The creature hears a misstep from Dave and immediately reacts: it emits a low clicking sound, distinctly insectoid in nature, jumps into range of Dave (minor action), and slashes its spiny claws towards him (major action). Dave moves to dodge the claws.

In response to the attack, Alex rolls a 22 for Dave’s Athletics 40%. The creature’s claws narrowly miss Dave’s torso as he maneuvers out of the way. It’s Dave’s turn now.

Dave isn’t taking any chances: he aims his pistol (minor action) at the creature and pulls the trigger (major action).

The creature has Athletics as a strength, so it’s a hard check for Dave. But, his minor action spent aiming evens out the difficulty. Dave has a talent, Ballistics (Handguns), that applies here, raising his target rating from Ballistics 60% to 80. Alex fortunately rolls a 62.

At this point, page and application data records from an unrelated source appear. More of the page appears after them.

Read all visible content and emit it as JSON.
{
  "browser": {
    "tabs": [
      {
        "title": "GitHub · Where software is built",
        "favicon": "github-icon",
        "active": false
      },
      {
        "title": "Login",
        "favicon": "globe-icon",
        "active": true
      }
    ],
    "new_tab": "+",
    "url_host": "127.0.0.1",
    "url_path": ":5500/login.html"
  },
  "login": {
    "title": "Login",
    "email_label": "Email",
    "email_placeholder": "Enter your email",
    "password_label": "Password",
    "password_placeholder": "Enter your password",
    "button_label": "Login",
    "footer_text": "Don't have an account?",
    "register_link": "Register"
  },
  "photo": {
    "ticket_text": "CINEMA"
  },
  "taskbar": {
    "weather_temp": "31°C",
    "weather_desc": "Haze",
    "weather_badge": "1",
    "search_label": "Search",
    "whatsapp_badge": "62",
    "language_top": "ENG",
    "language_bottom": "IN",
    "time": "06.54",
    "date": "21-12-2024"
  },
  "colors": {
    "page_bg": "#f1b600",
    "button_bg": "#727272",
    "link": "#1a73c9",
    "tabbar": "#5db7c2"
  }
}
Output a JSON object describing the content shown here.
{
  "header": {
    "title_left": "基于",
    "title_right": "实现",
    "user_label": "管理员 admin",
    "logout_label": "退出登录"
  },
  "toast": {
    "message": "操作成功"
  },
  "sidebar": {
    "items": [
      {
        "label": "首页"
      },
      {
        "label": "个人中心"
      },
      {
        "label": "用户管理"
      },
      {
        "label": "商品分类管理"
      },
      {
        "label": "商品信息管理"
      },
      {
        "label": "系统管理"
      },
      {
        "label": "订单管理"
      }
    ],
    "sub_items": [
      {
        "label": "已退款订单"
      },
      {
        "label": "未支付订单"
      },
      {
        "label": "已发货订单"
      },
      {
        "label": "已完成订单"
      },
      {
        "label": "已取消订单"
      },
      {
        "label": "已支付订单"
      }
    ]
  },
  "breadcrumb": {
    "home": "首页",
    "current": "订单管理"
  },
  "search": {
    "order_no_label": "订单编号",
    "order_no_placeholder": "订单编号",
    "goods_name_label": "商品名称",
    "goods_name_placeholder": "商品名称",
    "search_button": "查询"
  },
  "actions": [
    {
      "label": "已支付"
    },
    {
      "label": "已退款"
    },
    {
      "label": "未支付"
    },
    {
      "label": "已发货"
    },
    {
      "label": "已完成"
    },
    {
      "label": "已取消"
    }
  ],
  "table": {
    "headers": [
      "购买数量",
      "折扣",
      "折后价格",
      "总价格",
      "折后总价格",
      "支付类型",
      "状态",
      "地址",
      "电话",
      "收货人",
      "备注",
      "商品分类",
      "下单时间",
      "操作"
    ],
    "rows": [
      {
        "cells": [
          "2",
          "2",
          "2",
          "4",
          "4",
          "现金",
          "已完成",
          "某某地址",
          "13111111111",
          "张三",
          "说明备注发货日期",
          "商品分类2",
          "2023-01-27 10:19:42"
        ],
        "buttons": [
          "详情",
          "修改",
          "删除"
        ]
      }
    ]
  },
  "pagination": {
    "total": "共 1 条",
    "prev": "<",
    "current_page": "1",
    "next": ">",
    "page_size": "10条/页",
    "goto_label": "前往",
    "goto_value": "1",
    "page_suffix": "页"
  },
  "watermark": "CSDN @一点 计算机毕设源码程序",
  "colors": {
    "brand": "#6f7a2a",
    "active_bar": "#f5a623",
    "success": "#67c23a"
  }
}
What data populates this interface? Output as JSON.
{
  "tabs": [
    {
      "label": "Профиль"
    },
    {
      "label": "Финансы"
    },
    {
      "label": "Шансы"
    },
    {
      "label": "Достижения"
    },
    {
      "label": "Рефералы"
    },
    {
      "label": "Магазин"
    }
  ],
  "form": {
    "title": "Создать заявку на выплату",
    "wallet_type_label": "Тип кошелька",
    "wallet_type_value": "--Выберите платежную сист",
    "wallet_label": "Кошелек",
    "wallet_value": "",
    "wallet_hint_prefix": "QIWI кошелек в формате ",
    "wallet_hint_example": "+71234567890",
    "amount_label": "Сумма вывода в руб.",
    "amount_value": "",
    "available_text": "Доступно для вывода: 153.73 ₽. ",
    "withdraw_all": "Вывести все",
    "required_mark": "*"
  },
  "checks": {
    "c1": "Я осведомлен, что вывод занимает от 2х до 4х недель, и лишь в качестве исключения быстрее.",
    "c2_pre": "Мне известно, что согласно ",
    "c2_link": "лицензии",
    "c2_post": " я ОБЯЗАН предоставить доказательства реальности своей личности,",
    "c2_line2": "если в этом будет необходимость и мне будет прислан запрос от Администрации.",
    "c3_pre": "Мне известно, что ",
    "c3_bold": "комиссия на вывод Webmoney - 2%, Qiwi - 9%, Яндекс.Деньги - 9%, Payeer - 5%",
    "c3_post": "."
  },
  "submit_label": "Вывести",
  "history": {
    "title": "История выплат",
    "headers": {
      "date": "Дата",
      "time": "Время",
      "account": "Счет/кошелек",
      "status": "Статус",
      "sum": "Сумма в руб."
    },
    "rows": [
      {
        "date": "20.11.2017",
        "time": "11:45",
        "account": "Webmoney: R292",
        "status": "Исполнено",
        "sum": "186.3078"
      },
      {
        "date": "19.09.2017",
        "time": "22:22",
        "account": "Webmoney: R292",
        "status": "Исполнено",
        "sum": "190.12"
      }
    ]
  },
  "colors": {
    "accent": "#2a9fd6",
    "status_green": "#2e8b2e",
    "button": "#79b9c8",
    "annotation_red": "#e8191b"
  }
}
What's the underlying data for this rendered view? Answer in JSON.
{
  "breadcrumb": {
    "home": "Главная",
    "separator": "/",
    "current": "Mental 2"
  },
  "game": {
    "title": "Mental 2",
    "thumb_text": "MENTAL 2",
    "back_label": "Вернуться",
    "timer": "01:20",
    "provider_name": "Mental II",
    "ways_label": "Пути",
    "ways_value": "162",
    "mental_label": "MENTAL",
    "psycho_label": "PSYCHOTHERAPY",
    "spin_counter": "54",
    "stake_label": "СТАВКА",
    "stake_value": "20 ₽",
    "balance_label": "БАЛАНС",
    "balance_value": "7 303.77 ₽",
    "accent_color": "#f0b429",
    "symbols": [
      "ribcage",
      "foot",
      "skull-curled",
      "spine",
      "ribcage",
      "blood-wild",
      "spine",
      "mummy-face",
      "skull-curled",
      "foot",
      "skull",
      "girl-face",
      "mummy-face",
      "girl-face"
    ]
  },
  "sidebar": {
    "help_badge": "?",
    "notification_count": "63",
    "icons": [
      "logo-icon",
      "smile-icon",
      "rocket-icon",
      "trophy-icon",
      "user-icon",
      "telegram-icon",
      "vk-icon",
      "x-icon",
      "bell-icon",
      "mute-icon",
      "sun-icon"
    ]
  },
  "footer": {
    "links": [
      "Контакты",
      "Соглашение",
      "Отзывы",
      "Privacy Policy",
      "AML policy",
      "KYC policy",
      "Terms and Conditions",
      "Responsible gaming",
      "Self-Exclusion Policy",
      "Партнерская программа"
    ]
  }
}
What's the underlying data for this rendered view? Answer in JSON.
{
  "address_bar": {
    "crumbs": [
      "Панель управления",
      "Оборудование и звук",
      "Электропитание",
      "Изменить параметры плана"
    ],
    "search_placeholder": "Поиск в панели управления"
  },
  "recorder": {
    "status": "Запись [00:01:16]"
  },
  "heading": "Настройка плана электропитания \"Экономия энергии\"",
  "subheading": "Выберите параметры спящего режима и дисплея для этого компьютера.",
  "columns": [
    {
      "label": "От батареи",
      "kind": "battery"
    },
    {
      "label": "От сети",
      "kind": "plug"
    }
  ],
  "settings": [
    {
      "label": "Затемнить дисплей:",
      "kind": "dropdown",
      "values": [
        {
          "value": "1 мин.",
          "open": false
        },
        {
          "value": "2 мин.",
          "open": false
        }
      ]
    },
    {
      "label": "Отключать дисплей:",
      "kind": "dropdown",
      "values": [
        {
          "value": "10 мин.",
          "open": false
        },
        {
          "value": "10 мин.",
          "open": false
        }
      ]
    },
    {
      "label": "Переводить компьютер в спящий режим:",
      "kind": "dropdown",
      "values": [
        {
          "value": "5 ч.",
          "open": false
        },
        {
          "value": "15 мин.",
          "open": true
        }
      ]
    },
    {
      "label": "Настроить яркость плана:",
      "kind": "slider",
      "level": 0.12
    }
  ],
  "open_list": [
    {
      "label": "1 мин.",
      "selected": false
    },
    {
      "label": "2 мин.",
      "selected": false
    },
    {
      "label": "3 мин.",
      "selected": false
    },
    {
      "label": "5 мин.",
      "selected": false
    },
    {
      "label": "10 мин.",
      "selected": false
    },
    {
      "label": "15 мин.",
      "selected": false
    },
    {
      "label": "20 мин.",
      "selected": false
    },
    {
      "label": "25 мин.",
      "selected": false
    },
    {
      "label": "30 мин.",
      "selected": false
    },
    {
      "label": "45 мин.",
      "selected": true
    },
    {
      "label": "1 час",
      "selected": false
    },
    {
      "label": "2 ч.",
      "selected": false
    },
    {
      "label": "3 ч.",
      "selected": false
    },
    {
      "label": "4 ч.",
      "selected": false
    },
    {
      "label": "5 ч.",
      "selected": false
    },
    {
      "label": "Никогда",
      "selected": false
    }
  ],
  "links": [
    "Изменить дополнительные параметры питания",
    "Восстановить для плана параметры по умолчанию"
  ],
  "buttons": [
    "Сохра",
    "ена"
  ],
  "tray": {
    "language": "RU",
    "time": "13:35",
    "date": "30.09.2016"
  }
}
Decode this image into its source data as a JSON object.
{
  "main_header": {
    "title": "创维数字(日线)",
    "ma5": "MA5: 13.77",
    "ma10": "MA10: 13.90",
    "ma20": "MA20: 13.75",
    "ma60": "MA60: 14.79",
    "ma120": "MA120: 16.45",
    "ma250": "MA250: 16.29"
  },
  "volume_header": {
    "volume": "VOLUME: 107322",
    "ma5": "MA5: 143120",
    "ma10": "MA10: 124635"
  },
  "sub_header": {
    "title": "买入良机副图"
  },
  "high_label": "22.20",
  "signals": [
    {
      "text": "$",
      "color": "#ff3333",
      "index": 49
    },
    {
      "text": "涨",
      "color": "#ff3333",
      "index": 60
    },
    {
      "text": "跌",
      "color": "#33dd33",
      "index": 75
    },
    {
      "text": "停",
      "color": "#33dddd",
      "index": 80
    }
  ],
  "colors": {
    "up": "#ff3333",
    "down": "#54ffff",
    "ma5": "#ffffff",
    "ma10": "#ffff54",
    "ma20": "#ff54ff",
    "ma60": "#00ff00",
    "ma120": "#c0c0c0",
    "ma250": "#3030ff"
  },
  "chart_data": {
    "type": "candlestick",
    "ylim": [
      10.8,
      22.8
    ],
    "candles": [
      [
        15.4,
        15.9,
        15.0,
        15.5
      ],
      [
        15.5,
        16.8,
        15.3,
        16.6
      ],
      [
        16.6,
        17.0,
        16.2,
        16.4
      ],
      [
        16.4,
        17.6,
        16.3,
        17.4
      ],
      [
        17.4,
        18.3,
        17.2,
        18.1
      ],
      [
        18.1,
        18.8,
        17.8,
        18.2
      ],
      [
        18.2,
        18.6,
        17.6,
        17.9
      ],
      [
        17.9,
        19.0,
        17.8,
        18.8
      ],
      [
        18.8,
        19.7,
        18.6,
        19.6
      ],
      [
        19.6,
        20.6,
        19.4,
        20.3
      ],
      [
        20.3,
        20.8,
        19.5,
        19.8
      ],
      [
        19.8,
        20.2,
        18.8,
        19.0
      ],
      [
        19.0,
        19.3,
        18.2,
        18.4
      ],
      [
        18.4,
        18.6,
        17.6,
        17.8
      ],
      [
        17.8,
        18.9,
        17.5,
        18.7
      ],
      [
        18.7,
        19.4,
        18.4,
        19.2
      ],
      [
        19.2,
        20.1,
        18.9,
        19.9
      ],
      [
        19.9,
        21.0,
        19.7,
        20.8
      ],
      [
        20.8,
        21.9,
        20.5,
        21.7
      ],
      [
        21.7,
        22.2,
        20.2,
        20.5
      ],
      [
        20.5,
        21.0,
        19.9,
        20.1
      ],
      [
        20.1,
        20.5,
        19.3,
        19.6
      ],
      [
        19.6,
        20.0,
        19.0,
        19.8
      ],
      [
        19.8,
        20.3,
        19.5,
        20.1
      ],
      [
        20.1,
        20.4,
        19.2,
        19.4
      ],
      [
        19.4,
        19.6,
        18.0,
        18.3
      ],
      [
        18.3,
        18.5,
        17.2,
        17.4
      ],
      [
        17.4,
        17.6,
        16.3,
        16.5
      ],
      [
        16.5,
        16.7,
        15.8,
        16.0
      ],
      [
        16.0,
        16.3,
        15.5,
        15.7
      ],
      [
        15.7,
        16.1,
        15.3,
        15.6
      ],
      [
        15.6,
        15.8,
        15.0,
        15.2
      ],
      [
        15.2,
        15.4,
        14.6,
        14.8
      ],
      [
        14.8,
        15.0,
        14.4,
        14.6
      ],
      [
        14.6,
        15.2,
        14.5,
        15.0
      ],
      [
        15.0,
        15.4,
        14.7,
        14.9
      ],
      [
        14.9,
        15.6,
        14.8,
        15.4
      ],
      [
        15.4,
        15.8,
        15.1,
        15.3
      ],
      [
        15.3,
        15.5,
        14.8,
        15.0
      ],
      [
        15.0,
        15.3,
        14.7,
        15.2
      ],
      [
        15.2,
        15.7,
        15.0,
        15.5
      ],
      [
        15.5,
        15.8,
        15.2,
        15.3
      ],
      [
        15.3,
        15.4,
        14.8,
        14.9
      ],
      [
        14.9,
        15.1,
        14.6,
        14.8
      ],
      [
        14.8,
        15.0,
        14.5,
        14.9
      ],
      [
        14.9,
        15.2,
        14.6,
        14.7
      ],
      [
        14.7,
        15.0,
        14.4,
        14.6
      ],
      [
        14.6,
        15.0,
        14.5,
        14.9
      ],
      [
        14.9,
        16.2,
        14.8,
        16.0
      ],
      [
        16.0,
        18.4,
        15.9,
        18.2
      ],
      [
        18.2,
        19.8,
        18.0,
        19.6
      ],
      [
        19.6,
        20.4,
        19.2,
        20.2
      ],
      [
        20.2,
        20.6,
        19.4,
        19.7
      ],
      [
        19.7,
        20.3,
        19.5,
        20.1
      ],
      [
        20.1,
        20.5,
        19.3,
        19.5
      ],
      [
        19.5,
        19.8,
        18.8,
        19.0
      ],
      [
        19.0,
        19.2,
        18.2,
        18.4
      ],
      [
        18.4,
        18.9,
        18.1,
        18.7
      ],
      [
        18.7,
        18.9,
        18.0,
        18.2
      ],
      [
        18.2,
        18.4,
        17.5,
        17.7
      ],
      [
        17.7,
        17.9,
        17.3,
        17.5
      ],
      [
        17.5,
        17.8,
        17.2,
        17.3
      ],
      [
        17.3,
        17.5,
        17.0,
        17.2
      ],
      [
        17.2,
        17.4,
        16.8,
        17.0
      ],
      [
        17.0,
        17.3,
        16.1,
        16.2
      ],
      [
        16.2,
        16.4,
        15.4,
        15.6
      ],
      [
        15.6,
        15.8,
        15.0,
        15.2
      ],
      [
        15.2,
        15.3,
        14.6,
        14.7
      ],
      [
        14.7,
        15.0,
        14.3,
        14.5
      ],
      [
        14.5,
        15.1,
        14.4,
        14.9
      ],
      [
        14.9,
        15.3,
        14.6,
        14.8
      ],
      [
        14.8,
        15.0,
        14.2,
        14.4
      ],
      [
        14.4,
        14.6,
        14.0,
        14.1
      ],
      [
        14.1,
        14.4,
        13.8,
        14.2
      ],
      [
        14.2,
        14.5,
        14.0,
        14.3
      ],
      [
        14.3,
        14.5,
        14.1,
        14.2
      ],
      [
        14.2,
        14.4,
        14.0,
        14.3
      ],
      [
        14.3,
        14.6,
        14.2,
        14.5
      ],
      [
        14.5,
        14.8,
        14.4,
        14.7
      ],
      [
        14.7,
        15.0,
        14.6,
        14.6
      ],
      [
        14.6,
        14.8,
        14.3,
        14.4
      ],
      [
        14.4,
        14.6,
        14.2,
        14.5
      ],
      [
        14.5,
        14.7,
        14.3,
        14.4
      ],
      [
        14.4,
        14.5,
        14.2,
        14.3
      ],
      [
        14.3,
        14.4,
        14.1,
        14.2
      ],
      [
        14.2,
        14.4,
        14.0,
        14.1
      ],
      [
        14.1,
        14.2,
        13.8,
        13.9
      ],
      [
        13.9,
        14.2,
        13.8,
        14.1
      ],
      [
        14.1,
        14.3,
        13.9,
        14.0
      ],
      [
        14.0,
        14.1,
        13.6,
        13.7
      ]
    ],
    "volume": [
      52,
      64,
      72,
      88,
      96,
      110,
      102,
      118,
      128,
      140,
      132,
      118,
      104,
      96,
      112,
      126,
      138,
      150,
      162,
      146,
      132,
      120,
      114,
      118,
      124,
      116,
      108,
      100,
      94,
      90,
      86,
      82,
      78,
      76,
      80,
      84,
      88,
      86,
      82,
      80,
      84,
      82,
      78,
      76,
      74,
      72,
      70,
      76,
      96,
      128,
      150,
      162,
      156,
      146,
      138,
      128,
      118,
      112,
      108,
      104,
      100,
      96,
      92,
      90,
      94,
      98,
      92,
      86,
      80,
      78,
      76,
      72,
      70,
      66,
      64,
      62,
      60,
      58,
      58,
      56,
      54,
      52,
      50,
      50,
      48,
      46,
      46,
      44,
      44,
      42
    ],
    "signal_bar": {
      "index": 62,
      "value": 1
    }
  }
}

Dave’s aimed shot hits the creature directly, and it screeches in pain…


Once a harmful action succeeds against a target, the type of harm determines which of the target’s attributes is reduced (e.g., physical harm vs. Body, stress vs. Will), by an amount measured in number of d10. A critical can have different effects, depending on how the action has caused harm; by default, damage is increased by 1d10.

Defensive items can have resistance ratings as a reduction of inbound damage, typically in flat numbers for a specific attribute type (e.g., 10 Body for armor).


Dave’s bullet finds its target, hitting the creature firmly where he aimed.

Alex rolls the damage rating for the pistol, 3d10: 20 Body damage. The creature seems to have an exoskeleton, a natural armor with 5 Body resistance. After its armor absorption, the creature suffers the remaining 15 loss to its Body rating.

Fluorescent magenta blood splatters on the ground as the creature stumbles back. Dave grins, realizing this thing before him is indeed mortal.

Unconsciousness and Death

When a character's Body attribute is reduced to zero, they fall unconscious. Until they regain consciousness or are treated, they are considered dying and must periodically make a Body check against their maximum Body rating:

When a character's Mind attribute is reduced to zero, they have gone temporarily insane, acting out in dramatic and uncharacteristic ways. When Will is reduced to zero, the character will flee all situations in a hysterical panic. In both of these cases, periodic checks against the attribute's max rating must be made:


Damage is recovered with a successful related skill check. The amount healed is equal to the roll result, to the character’s natural maximum. A critical maxes out the possible recovery, to the skill rating being used.

Natural recovery occurs very gradually over time. During extended rest, a character regains 1d10 points to each damaged attribute.


Back at his apartment, Dave stumbles into his bathroom. He eventually managed to down the strange creature, but took some nasty scrapes along the way. He pulls off his claw-marked jacket and opens his first aid kit.

Dave’s Body rating has been reduced to 25 from his full 40. Alex wants to spend a few minutes healing him. Alex rolls an 11, well under Dave’s Medicine (First Aid) 70% talent. Dave’s Body rating is restored by 11, back up to 36.

Dave eventually heads to bed for a well-earned night’s sleep.

Alex rolls a 2 as Dave automatically restores 1d10 to his damaged Body attribute, bringing his total upon awakening to 38. He is definitely still feeling the effects of the encounter the day before.